▶ [Directions]:
Every line of the material below should be retyped exactly.

......

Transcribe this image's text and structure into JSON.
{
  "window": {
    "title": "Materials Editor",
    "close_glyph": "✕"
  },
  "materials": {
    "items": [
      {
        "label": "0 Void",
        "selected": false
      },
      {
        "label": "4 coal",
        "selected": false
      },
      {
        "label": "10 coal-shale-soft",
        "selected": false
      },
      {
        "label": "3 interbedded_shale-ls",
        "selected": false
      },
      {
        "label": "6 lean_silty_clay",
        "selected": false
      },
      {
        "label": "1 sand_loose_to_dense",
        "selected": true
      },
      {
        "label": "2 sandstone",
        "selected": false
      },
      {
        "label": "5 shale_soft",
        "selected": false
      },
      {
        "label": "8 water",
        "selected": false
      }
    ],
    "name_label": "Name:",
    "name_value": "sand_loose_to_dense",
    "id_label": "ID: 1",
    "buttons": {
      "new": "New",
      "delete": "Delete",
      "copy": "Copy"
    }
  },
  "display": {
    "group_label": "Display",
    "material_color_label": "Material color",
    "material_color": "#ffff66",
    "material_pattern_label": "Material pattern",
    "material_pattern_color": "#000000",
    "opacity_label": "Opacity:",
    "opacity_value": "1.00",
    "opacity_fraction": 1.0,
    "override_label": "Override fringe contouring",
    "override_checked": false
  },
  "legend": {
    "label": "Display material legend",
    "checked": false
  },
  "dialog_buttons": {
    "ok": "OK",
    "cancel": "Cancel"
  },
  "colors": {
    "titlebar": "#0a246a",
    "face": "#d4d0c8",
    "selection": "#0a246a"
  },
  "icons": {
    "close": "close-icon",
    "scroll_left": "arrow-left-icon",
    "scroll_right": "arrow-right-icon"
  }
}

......

▶ [Worked solution]:
Transcribe this image's text and structure into JSON.
{
  "window": {
    "title": "Materials Editor",
    "close_glyph": "✕"
  },
  "materials": {
    "items": [
      {
        "label": "0 Void",
        "selected": false
      },
      {
        "label": "4 coal",
        "selected": false
      },
      {
        "label": "10 coal-shale-soft",
        "selected": false
      },
      {
        "label": "3 interbedded_shale-ls",
        "selected": false
      },
      {
        "label": "6 lean_silty_clay",
        "selected": false
      },
      {
        "label": "1 sand_loose_to_dense",
        "selected": true
      },
      {
        "label": "2 sandstone",
        "selected": false
      },
      {
        "label": "5 shale_soft",
        "selected": false
      },
      {
        "label": "8 water",
        "selected": false
      }
    ],
    "name_label": "Name:",
    "name_value": "sand_loose_to_dense",
    "id_label": "ID: 1",
    "buttons": {
      "new": "New",
      "delete": "Delete",
      "copy": "Copy"
    }
  },
  "display": {
    "group_label": "Display",
    "material_color_label": "Material color",
    "material_color": "#ffff66",
    "material_pattern_label": "Material pattern",
    "material_pattern_color": "#000000",
    "opacity_label": "Opacity:",
    "opacity_value": "1.00",
    "opacity_fraction": 1.0,
    "override_label": "Override fringe contouring",
    "override_checked": false
  },
  "legend": {
    "label": "Display material legend",
    "checked": false
  },
  "dialog_buttons": {
    "ok": "OK",
    "cancel": "Cancel"
  },
  "colors": {
    "titlebar": "#0a246a",
    "face": "#d4d0c8",
    "selection": "#0a246a"
  },
  "icons": {
    "close": "close-icon",
    "scroll_left": "arrow-left-icon",
    "scroll_right": "arrow-right-icon"
  }
}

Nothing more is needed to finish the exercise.